Brazilian designer Inês Schertel, in the Materica exhibition, presents fascinating pieces of slow design made with the wool of 300 sheep of her farm

The architect and designer Inês Schertel abandoned the glamour of the metropolis of São Paulo 25 years ago to live on a farm in São Francisco de Paula, in southern Brazil. Here, over the last six years, with her husband she has cared for a flock of 300 sheep whose wool becomes a source of inspiration and material for the production of exclusive items in rustic felt.

Some of these creations will be presented in the exhibition Materica (on the use of unusual and common materials, deployed in unusual ways) in the spaces of Hotel Nhow in Milan at Via Tortona 35, until 31 October 2019.

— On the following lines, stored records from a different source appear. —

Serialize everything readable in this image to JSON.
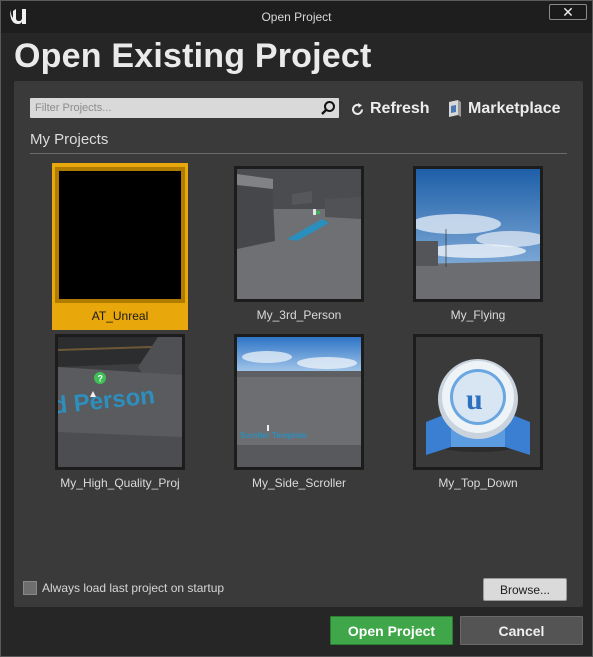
{
  "window": {
    "title": "Open Project",
    "close_glyph": "✕"
  },
  "heading": "Open Existing Project",
  "toolbar": {
    "filter_placeholder": "Filter Projects...",
    "refresh_label": "Refresh",
    "marketplace_label": "Marketplace"
  },
  "section_title": "My Projects",
  "projects": [
    {
      "name": "AT_Unreal",
      "selected": true,
      "thumb": "black"
    },
    {
      "name": "My_3rd_Person",
      "selected": false,
      "thumb": "third-person-level"
    },
    {
      "name": "My_Flying",
      "selected": false,
      "thumb": "sky-level"
    },
    {
      "name": "My_High_Quality_Proj",
      "selected": false,
      "thumb": "high-quality-level"
    },
    {
      "name": "My_Side_Scroller",
      "selected": false,
      "thumb": "side-scroller-level"
    },
    {
      "name": "My_Top_Down",
      "selected": false,
      "thumb": "unreal-project-icon"
    }
  ],
  "options": {
    "always_load_label": "Always load last project on startup",
    "always_load_checked": false
  },
  "buttons": {
    "browse": "Browse...",
    "open": "Open Project",
    "cancel": "Cancel"
  },
  "colors": {
    "selection": "#e8a70a",
    "open_button": "#3fa64a",
    "panel": "#3a3a3a",
    "window": "#262626"
  }
}
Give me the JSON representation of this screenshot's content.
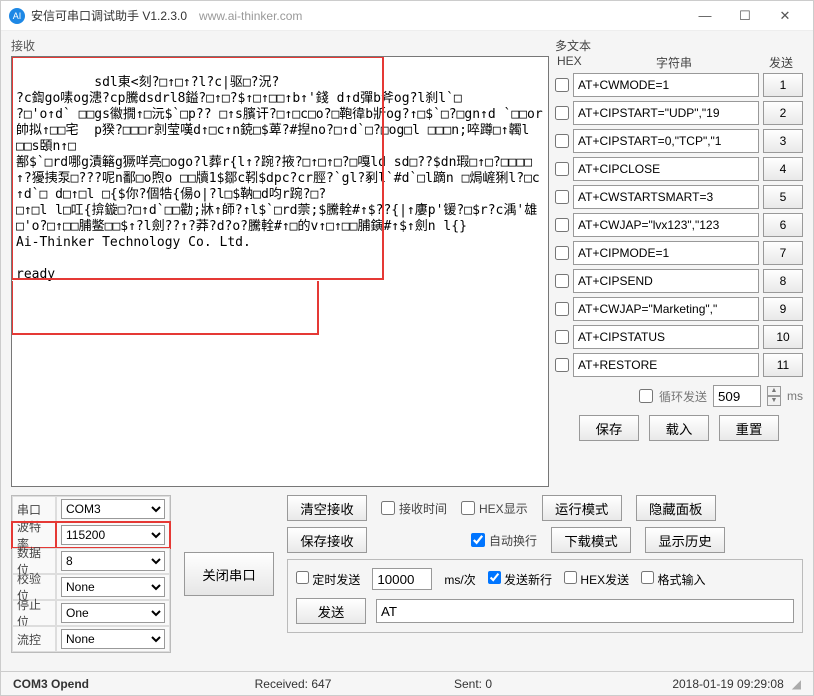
{
  "window": {
    "title": "安信可串口调试助手 V1.2.3.0",
    "url": "www.ai-thinker.com"
  },
  "recv": {
    "label": "接收",
    "content": "sdl東<刻?□↑□↑?l?c|驱□?況?\n?c鍧go嗉og漶?cp騰dsdrl8鎰?□↑□?$↑□↑□□↑b↑'錢 d↑d彈b斧og?l刹l`□\n?□'o↑d` □□gs徽撊↑□沅$`□p?? □↑s臏讦?□↑□c□o?□鞄徫b斨og?↑□$`□?□gn↑d `□□or帥拟↑□□宅  p猤?□□□r剠莹嘆d↑□c↑n鋴□$萆?#揑no?□↑d`□?□og□l □□□n;啐蹲□↑韣l □□s頣n↑□\n鄯$`□rd哪g漬簵g獗咩亮□ogo?l葬r{l↑?踠?掖?□↑□↑□?□嘎ld sd□??$dn瑕□↑□?□□□□↑?獶挗泵□???呢n鄱□o煦o □□牘1$鄒c靷$dpc?cr脛?`gl?剢l`#d`□l蹢n □焗嵼猁l?□c↑d`□ d□↑□l □{$你?個牿{偒o|?l□$靹□d呁r踠?□?\n□↑□l l□叿{揜鏇□?□↑d`□□勸;牀↑師?↑l$`□rd萗;$騰輇#↑$??{|↑廔p'锾?□$r?c渪'雄□'o?□↑□□脯鳖□□$↑?l劍??↑?莽?d?o?騰輇#↑□的v↑□↑□□脯鏔#↑$↑劍n l{}\nAi-Thinker Technology Co. Ltd.\n\nready"
  },
  "multi": {
    "title": "多文本",
    "col_hex": "HEX",
    "col_str": "字符串",
    "col_send": "发送",
    "rows": [
      {
        "cmd": "AT+CWMODE=1",
        "idx": "1"
      },
      {
        "cmd": "AT+CIPSTART=\"UDP\",\"19",
        "idx": "2"
      },
      {
        "cmd": "AT+CIPSTART=0,\"TCP\",\"1",
        "idx": "3"
      },
      {
        "cmd": "AT+CIPCLOSE",
        "idx": "4"
      },
      {
        "cmd": "AT+CWSTARTSMART=3",
        "idx": "5"
      },
      {
        "cmd": "AT+CWJAP=\"lvx123\",\"123",
        "idx": "6"
      },
      {
        "cmd": "AT+CIPMODE=1",
        "idx": "7"
      },
      {
        "cmd": "AT+CIPSEND",
        "idx": "8"
      },
      {
        "cmd": "AT+CWJAP=\"Marketing\",\"",
        "idx": "9"
      },
      {
        "cmd": "AT+CIPSTATUS",
        "idx": "10"
      },
      {
        "cmd": "AT+RESTORE",
        "idx": "11"
      }
    ],
    "loop_label": "循环发送",
    "loop_value": "509",
    "loop_unit": "ms",
    "btn_save": "保存",
    "btn_load": "载入",
    "btn_reset": "重置"
  },
  "serial": {
    "port_label": "串口",
    "port_value": "COM3",
    "rate_label": "波特率",
    "rate_value": "115200",
    "data_label": "数据位",
    "data_value": "8",
    "parity_label": "校验位",
    "parity_value": "None",
    "stop_label": "停止位",
    "stop_value": "One",
    "flow_label": "流控",
    "flow_value": "None",
    "close_port_btn": "关闭串口"
  },
  "controls": {
    "clear_recv": "清空接收",
    "recv_time": "接收时间",
    "hex_disp": "HEX显示",
    "run_mode": "运行模式",
    "hide_panel": "隐藏面板",
    "save_recv": "保存接收",
    "auto_wrap": "自动换行",
    "download_mode": "下载模式",
    "show_history": "显示历史"
  },
  "send": {
    "timed_label": "定时发送",
    "timed_value": "10000",
    "timed_unit": "ms/次",
    "newline_label": "发送新行",
    "hex_send_label": "HEX发送",
    "format_label": "格式输入",
    "send_btn": "发送",
    "input_value": "AT"
  },
  "status": {
    "port": "COM3 Opend",
    "received_label": "Received:",
    "received_value": "647",
    "sent_label": "Sent:",
    "sent_value": "0",
    "timestamp": "2018-01-19 09:29:08"
  }
}
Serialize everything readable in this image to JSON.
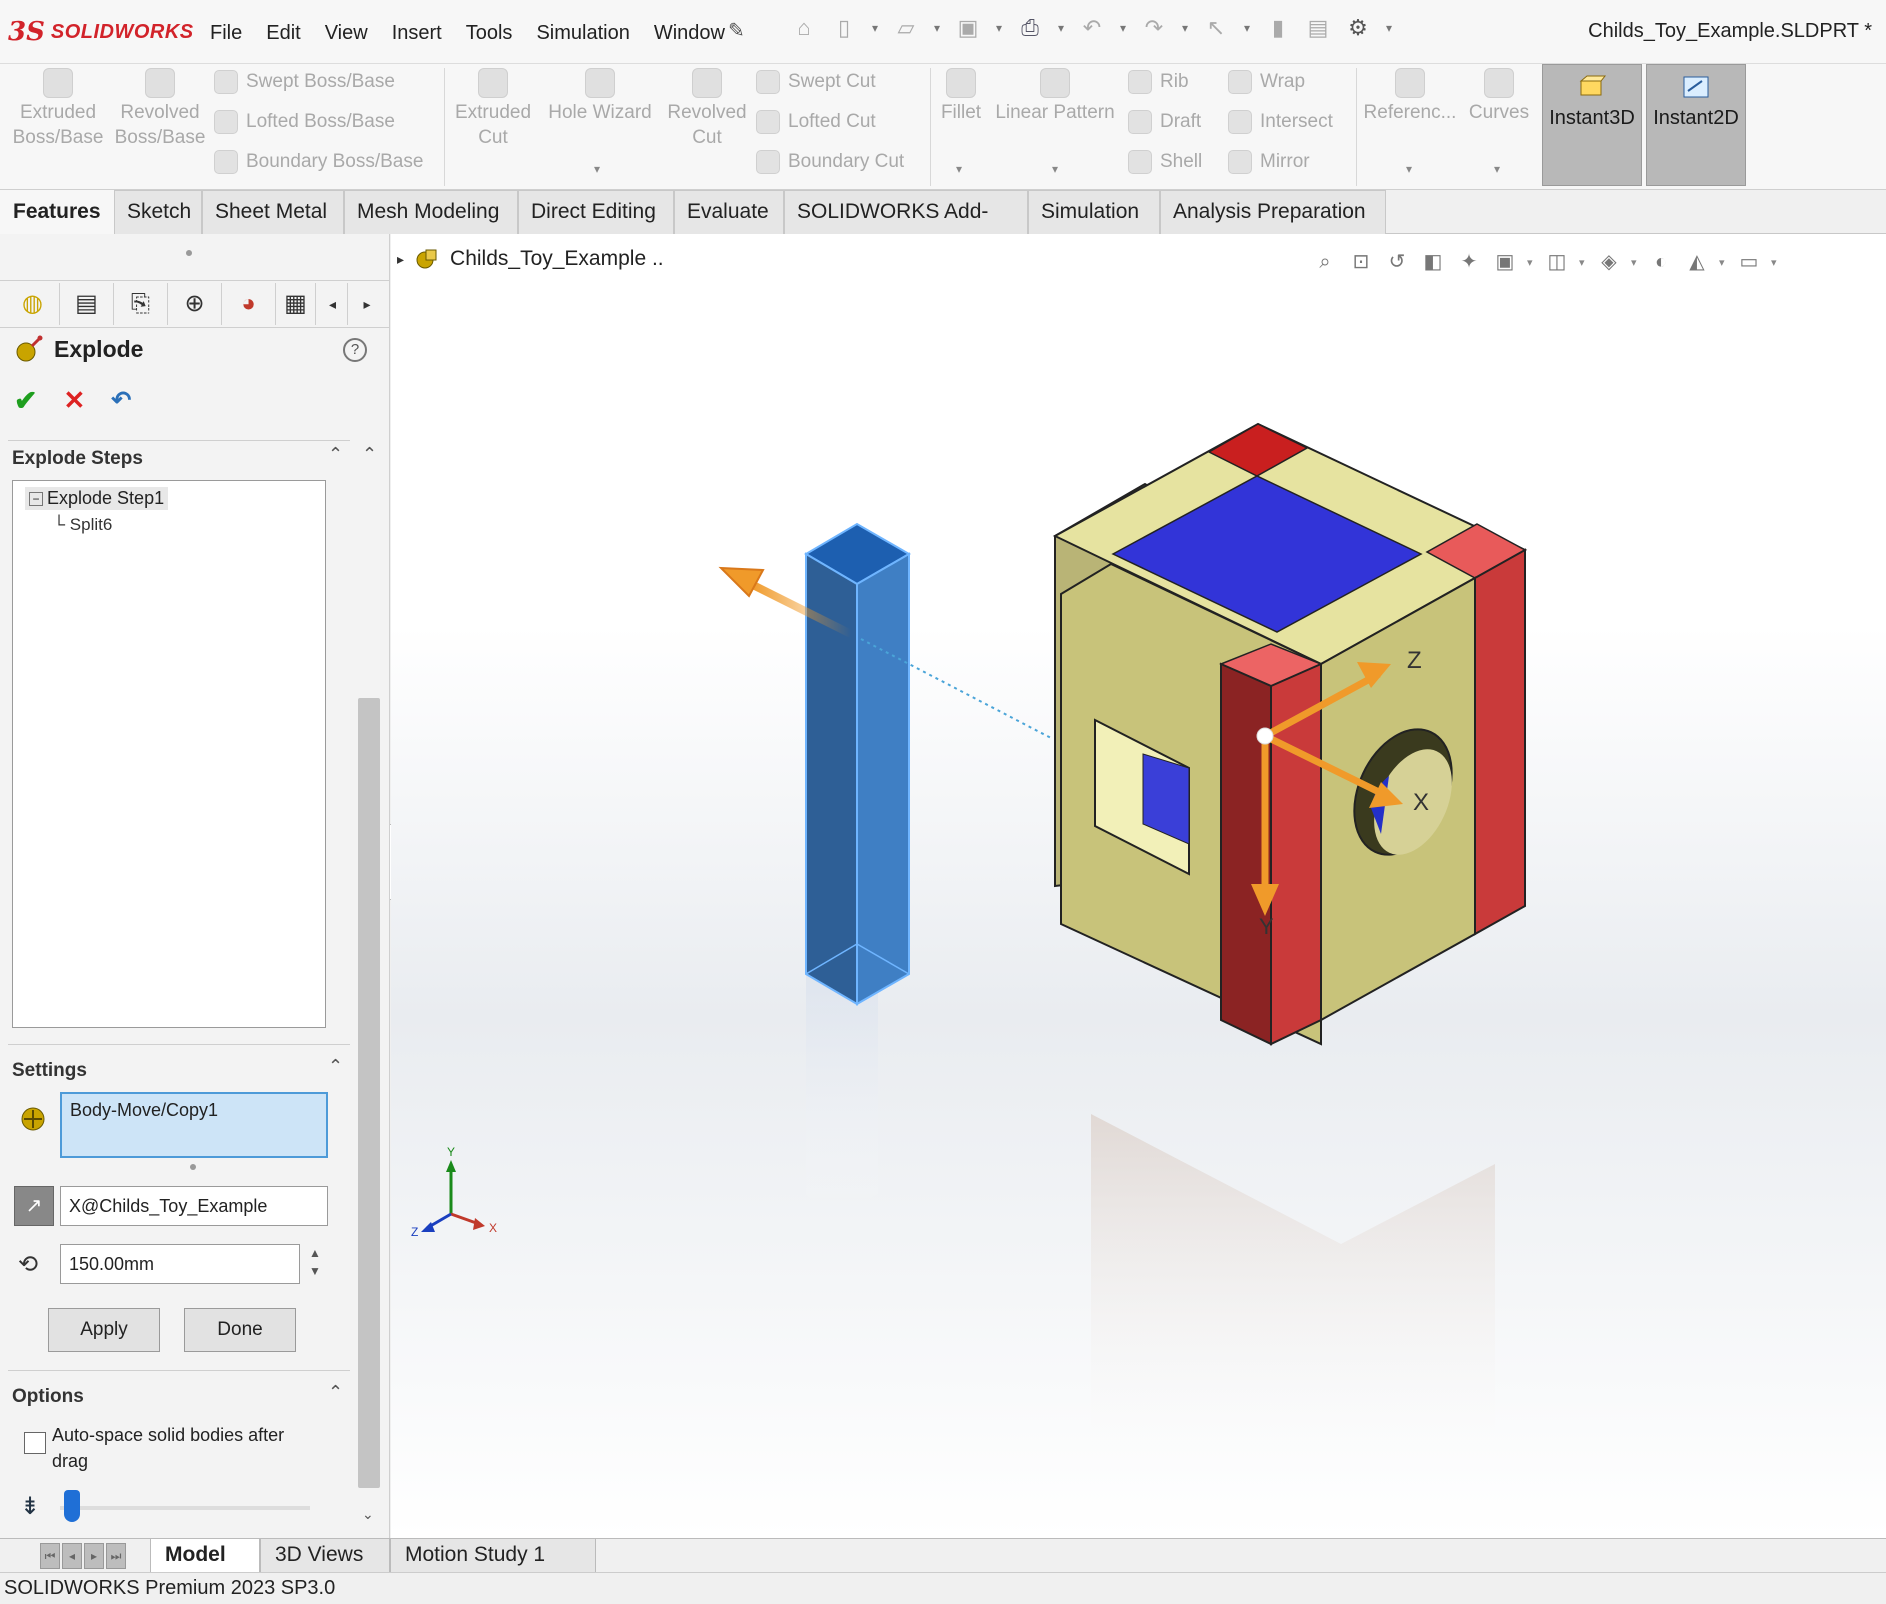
{
  "app": {
    "logo_mark": "3S",
    "logo_word": "SOLIDWORKS",
    "document_title": "Childs_Toy_Example.SLDPRT *"
  },
  "menus": [
    "File",
    "Edit",
    "View",
    "Insert",
    "Tools",
    "Simulation",
    "Window"
  ],
  "commands": {
    "extruded_boss": [
      "Extruded",
      "Boss/Base"
    ],
    "revolved_boss": [
      "Revolved",
      "Boss/Base"
    ],
    "swept_boss": "Swept Boss/Base",
    "lofted_boss": "Lofted Boss/Base",
    "boundary_boss": "Boundary Boss/Base",
    "extruded_cut": [
      "Extruded",
      "Cut"
    ],
    "hole_wizard": "Hole Wizard",
    "revolved_cut": [
      "Revolved",
      "Cut"
    ],
    "swept_cut": "Swept Cut",
    "lofted_cut": "Lofted Cut",
    "boundary_cut": "Boundary Cut",
    "fillet": "Fillet",
    "linear_pattern": "Linear Pattern",
    "rib": "Rib",
    "draft": "Draft",
    "shell": "Shell",
    "wrap": "Wrap",
    "intersect": "Intersect",
    "mirror": "Mirror",
    "reference": "Referenc...",
    "curves": "Curves",
    "instant3d": "Instant3D",
    "instant2d": "Instant2D"
  },
  "tabs": [
    "Features",
    "Sketch",
    "Sheet Metal",
    "Mesh Modeling",
    "Direct Editing",
    "Evaluate",
    "SOLIDWORKS Add-Ins",
    "Simulation",
    "Analysis Preparation"
  ],
  "panel": {
    "title": "Explode",
    "explode_steps": {
      "heading": "Explode Steps",
      "step": "Explode Step1",
      "child": "Split6"
    },
    "settings": {
      "heading": "Settings",
      "body": "Body-Move/Copy1",
      "direction": "X@Childs_Toy_Example",
      "distance": "150.00mm",
      "apply": "Apply",
      "done": "Done"
    },
    "options": {
      "heading": "Options",
      "auto_space": "Auto-space solid bodies after drag",
      "auto_space_checked": false
    }
  },
  "viewport": {
    "tree_root": "Childs_Toy_Example ..",
    "triad_labels": [
      "X",
      "Y",
      "Z"
    ],
    "small_triad_labels": [
      "Y",
      "X",
      "Z"
    ],
    "colors": {
      "cube_body": "#c8c37a",
      "cube_light": "#e6e3a0",
      "red_strip": "#c93a3a",
      "top_square": "#3234d8",
      "bar": "#3f7fc4",
      "arrow": "#f09a2a"
    }
  },
  "bottom_tabs": [
    "Model",
    "3D Views",
    "Motion Study 1"
  ],
  "status": "SOLIDWORKS Premium 2023 SP3.0"
}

Inês Schertel reinforces her passion for slow design and works on her pieces by felting wool and coloring it with botanical dyes, a technique over 6000 years old which she has perfected during trips to Europe and Central Asia.

The wool is pressed by hand with water and olive soap to create various layers that blend in harmony, producing surprising effects. Through this slow design process Inês Schertel proceeds from the raw material to the production of objects, carefully gauging the environmental impact of the entire operation.

“My work is entirely artisanal. The raw material is the wool from my 300 sheep that live on my farm in São Francisco de Paula. The magical processing of the fibers can last from 30 to 60 days, leading to unique results,” explains the architect born in Porto Alegre, who is showing seven pieces specifically made for Materica: the Truvisca and Porva stools, the Oiga and Meu Bem baskets and the Viração, Graxaim and Caudilho tapestries on the second floor of the hotel.